BACKGROUND: The authors reviewed the incidence of toxic skin reactions in patients with metastatic breast carcinoma (MBC) treated with vinorelbine as a continuous infusion.
METHODS: A Phase I/II protocol was designed in which vinorelbine was given as an 8-mg intravenous bolus followed by a 96-hour CI of 7-14 mg/m2/day. Sixty patients were enrolled in the study: all had MBC and had received prior chemotherapy, and they had no known dermatologic disorder.
RESULTS: Hand-foot syndrome (HFS) developed in 4 of the 60 patients. Patient 1 started with vinorelbine at 12 mg/m2/day. She developed typical HFS. In the second course, her dose was decreased to 11 mg/m2/day, but again she experienced HFS. In the third course, dexamethasone was added to the regimen, and no HFS was observed in the remaining six courses. Patient 2 started with a dose of 9 mg/m2/ day. She received four courses without complications; but when the vinorelbine dose was escalated to 10 mg/m2/day, HFS developed. Patient 3 started with a vinorelbine dose of 14 mg/m2/day. She developed mucositis during the first two courses and HFS during the third. Patient 4 received vinorelbine at a dose of 13 mg/m2/day and developed significant HFS. All patients had complete dermatologic recovery. No toxic skin reactions were observed in 14 patients receiving vinorelbine doses of<10 mg/m2/day, whereas 4 of 46 treated at 10-14 mg/m2/day developed HFS, suggesting a relationship of dose to HFS occurrence.
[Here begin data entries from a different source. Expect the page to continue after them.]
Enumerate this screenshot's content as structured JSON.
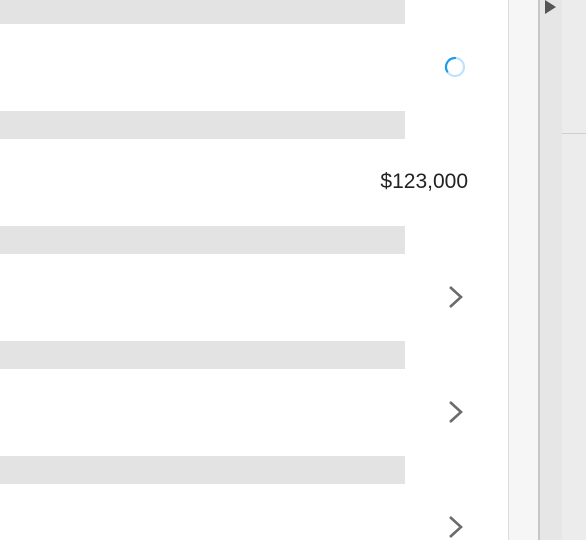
{
  "list": {
    "rows": [
      {
        "kind": "loading",
        "icon": "loading-spinner-icon"
      },
      {
        "kind": "value",
        "value": "$123,000"
      },
      {
        "kind": "link",
        "icon": "chevron-right-icon"
      },
      {
        "kind": "link",
        "icon": "chevron-right-icon"
      },
      {
        "kind": "link",
        "icon": "chevron-right-icon"
      }
    ]
  },
  "side_panel": {
    "expand_icon": "triangle-right-icon"
  },
  "colors": {
    "skeleton": "#e3e3e3",
    "spinner": "#1e9be9",
    "chevron": "#6b6b6b",
    "text": "#222222"
  }
}
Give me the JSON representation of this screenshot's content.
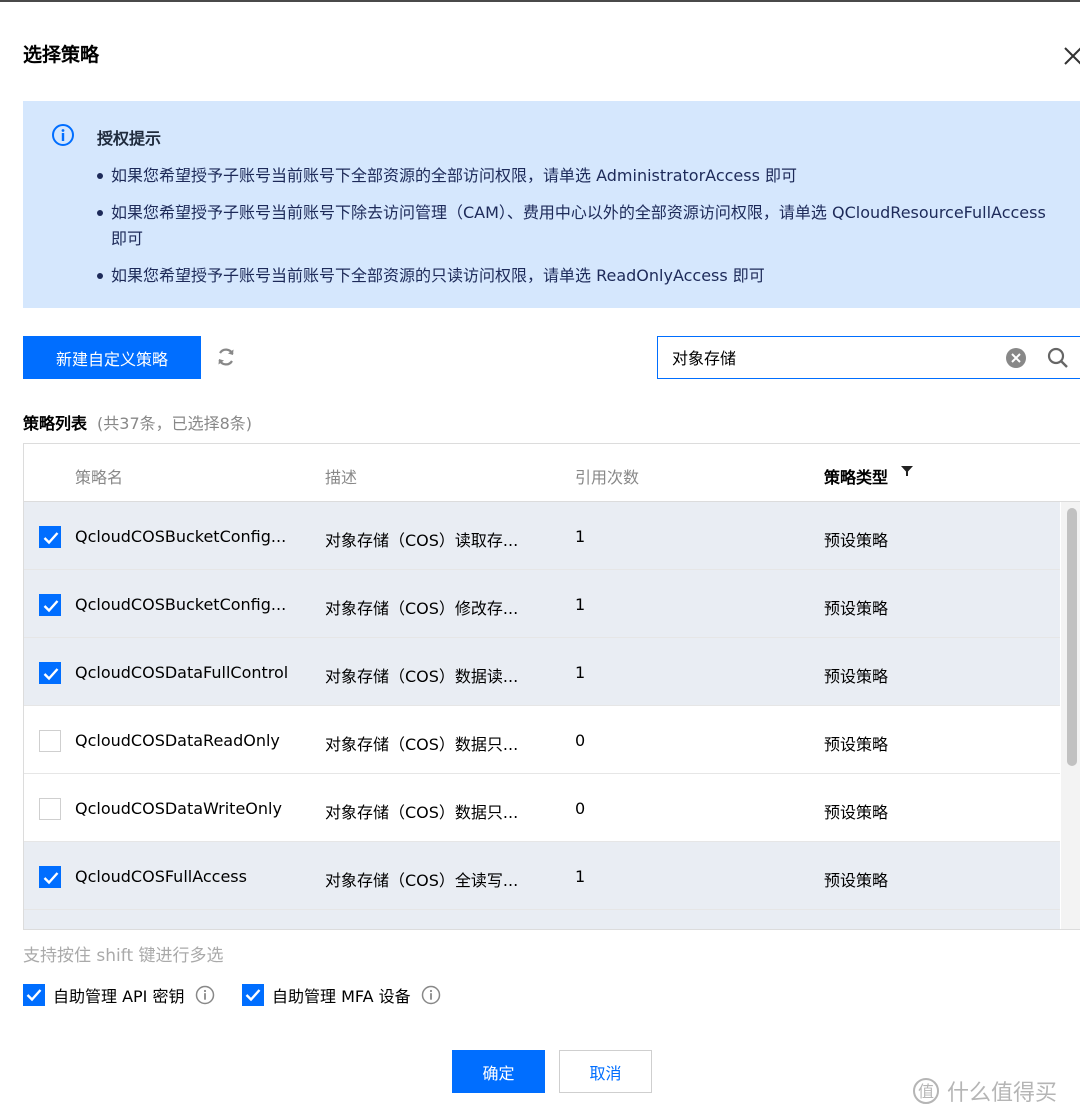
{
  "dialog": {
    "title": "选择策略"
  },
  "notice": {
    "title": "授权提示",
    "items": [
      "如果您希望授予子账号当前账号下全部资源的全部访问权限，请单选 AdministratorAccess 即可",
      "如果您希望授予子账号当前账号下除去访问管理（CAM）、费用中心以外的全部资源访问权限，请单选 QCloudResourceFullAccess 即可",
      "如果您希望授予子账号当前账号下全部资源的只读访问权限，请单选 ReadOnlyAccess 即可"
    ]
  },
  "toolbar": {
    "create_label": "新建自定义策略"
  },
  "search": {
    "value": "对象存储"
  },
  "list": {
    "title": "策略列表",
    "summary": "(共37条，已选择8条)"
  },
  "table": {
    "headers": {
      "name": "策略名",
      "desc": "描述",
      "ref": "引用次数",
      "type": "策略类型"
    },
    "rows": [
      {
        "checked": true,
        "name": "QcloudCOSBucketConfig...",
        "desc": "对象存储（COS）读取存...",
        "ref": "1",
        "type": "预设策略"
      },
      {
        "checked": true,
        "name": "QcloudCOSBucketConfig...",
        "desc": "对象存储（COS）修改存...",
        "ref": "1",
        "type": "预设策略"
      },
      {
        "checked": true,
        "name": "QcloudCOSDataFullControl",
        "desc": "对象存储（COS）数据读...",
        "ref": "1",
        "type": "预设策略"
      },
      {
        "checked": false,
        "name": "QcloudCOSDataReadOnly",
        "desc": "对象存储（COS）数据只...",
        "ref": "0",
        "type": "预设策略"
      },
      {
        "checked": false,
        "name": "QcloudCOSDataWriteOnly",
        "desc": "对象存储（COS）数据只...",
        "ref": "0",
        "type": "预设策略"
      },
      {
        "checked": true,
        "name": "QcloudCOSFullAccess",
        "desc": "对象存储（COS）全读写...",
        "ref": "1",
        "type": "预设策略"
      }
    ]
  },
  "hint": "支持按住 shift 键进行多选",
  "options": [
    {
      "label": "自助管理 API 密钥",
      "checked": true
    },
    {
      "label": "自助管理 MFA 设备",
      "checked": true
    }
  ],
  "actions": {
    "ok_label": "确定",
    "cancel_label": "取消"
  },
  "watermark": "什么值得买",
  "colors": {
    "primary": "#006eff",
    "notice_bg": "#d5e7fd",
    "selected_row": "#e9edf3"
  }
}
CONCLUSIONS: Longer infusions of vinorelbine are occasionally associated with HFS. The pathophysiology is not completely clear, but a relationship of HFS occurrence to dose is suggested. Steroids were effective as prophylaxis in one patient.
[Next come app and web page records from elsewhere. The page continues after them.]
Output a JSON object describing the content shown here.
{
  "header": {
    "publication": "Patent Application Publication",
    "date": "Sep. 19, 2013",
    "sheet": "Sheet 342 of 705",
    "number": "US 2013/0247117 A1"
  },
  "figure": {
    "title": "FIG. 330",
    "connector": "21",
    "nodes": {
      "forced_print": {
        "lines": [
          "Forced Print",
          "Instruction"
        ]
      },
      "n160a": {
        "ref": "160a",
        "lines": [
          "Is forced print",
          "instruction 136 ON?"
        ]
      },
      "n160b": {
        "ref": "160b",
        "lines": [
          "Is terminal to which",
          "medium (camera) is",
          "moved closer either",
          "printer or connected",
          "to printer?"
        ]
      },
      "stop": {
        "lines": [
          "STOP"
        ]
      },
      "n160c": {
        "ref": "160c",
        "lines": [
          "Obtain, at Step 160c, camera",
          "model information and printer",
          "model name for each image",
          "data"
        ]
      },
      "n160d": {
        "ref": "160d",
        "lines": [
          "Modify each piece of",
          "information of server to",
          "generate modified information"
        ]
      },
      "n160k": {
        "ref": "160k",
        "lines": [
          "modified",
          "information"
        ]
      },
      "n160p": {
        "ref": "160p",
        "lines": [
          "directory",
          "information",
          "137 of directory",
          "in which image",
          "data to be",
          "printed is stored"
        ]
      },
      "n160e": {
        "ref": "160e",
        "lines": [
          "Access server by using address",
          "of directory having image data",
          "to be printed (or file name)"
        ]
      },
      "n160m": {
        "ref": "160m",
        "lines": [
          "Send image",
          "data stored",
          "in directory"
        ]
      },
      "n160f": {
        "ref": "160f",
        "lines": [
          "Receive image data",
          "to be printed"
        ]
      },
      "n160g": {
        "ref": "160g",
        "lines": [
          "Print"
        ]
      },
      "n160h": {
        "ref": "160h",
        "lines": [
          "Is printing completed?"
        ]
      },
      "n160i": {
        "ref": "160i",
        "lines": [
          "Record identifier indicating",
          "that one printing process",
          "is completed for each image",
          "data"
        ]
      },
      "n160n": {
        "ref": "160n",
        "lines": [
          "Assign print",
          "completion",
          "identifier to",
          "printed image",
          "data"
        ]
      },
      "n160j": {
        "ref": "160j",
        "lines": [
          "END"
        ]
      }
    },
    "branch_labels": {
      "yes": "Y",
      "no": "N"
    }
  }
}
AD
Department of Breast Medical Oncology, the University of Texas M.D. Anderson Cancer Center, Houston 77030, USA.
PMID